Press - January 2018

What’s changed with the new Aston Martin Vantage?

New Aston Martin Vantage

Aston Martin have been the quieter sports car brand in recent years, with only a few new mainstream models being released. While some may think they have been hiding behind old tyres in their workshop, worrying about the effects of Brexit, they have actually been working on their latest British supercar – the new Aston Martin Vantage.

After many years, the outgoing Aston Martin Vantage still turns heads. That being said, stack it up against it’s latest rivals and it does start to look like that high school teacher you’ve not seen for 10 years – a little bit old. So what’s new?

As you can see from the images, the new Vantage is wildly attractive and features many aerodynamic enhancements to keep it glued to the road. The chassis is a bonded aluminium structure which was first seen on the DB11. The difference here is that 70 percent of the components used are new and are tailored to the Vantage’s dynamics. Terms like “solid mounted rear subframe” have been thrown around but in short, Aston aimed for balance, strength, rigidity and weight efficiency. Great.

The previous V8 Vantage proved to be a recipe worth keeping and that recipe has been passed down to the latest generation with an all-new 4-litre twin-turbo V8 engine. Positioned far back in the engine bay for a better low centre of gravity, the V8 produces 380 kW ( 502bhp) and 685 Nm. This power output and the Vantage’s dry weight of 1530 kg results in a 0-100km/h time of 3.5 seconds. This is a huge difference compared to the outgoing car, Aston Martin however have never seemed to be about obtaining the fastest times. Rather they focus on pure driving experience and noise – we all love noise.
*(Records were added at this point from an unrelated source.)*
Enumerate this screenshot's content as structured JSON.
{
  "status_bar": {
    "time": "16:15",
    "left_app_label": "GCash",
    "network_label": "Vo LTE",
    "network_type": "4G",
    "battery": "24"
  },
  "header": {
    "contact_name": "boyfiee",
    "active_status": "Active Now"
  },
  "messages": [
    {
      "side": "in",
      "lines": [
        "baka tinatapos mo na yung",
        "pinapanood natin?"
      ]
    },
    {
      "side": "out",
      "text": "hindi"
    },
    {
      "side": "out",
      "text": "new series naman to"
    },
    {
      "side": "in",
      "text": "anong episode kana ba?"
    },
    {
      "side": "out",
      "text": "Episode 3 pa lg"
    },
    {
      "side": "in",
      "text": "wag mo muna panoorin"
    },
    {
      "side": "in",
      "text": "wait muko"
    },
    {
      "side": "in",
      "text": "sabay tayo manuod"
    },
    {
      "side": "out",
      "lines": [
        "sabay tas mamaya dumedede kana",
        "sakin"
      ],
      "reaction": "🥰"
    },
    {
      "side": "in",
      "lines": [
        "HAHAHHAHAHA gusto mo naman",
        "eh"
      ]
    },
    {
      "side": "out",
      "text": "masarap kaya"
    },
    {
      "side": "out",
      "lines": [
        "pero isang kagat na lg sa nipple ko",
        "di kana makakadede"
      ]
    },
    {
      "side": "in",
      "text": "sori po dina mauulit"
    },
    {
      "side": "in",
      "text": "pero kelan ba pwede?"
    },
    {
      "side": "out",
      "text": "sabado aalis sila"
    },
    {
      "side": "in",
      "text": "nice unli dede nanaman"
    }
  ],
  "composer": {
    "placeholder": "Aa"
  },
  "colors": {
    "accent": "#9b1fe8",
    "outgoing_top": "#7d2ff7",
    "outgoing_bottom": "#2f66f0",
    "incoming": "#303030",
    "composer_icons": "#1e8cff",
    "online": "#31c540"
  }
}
Another new addition is the Electronic Rear Differential (E-Diff) featured on the Vantage. While this may not be of interest to non petrolheads, this E-Diff is linked to the vehicles ESP, and can switch from fully to opened to locked very quickly (milliseconds). Aston say this “makes the car feel much more composed both in terms of its straight-line stability and its cornering performance, providing the driver with increased levels of confidence to explore and enjoy the car’s capabilities to the full.”

The Aston has a good level of standard equipment with features you would also find standard on many modern cars, such as keyless start/stop, tyre pressure monitoring system, parking distance display, park assist and front and rear parking sensors. What you won’t find in some modern cars is the level of luxury and craftsmanship the new Vantage provides, luxurious Alcantara® and leather upholstery is copious and a generous amount of personalisation is offered. The DB11 is a fantastic place to sit and we can’t image the new Vantage would be any different.

International deliveries of the new Aston Martin Vantage are scheduled to commence in the second quarter of 2018, so If you’re interested you should not have to wait much longer we imagine. Expect a price tag of over R2 Million. Register your interest here


Also published on Medium.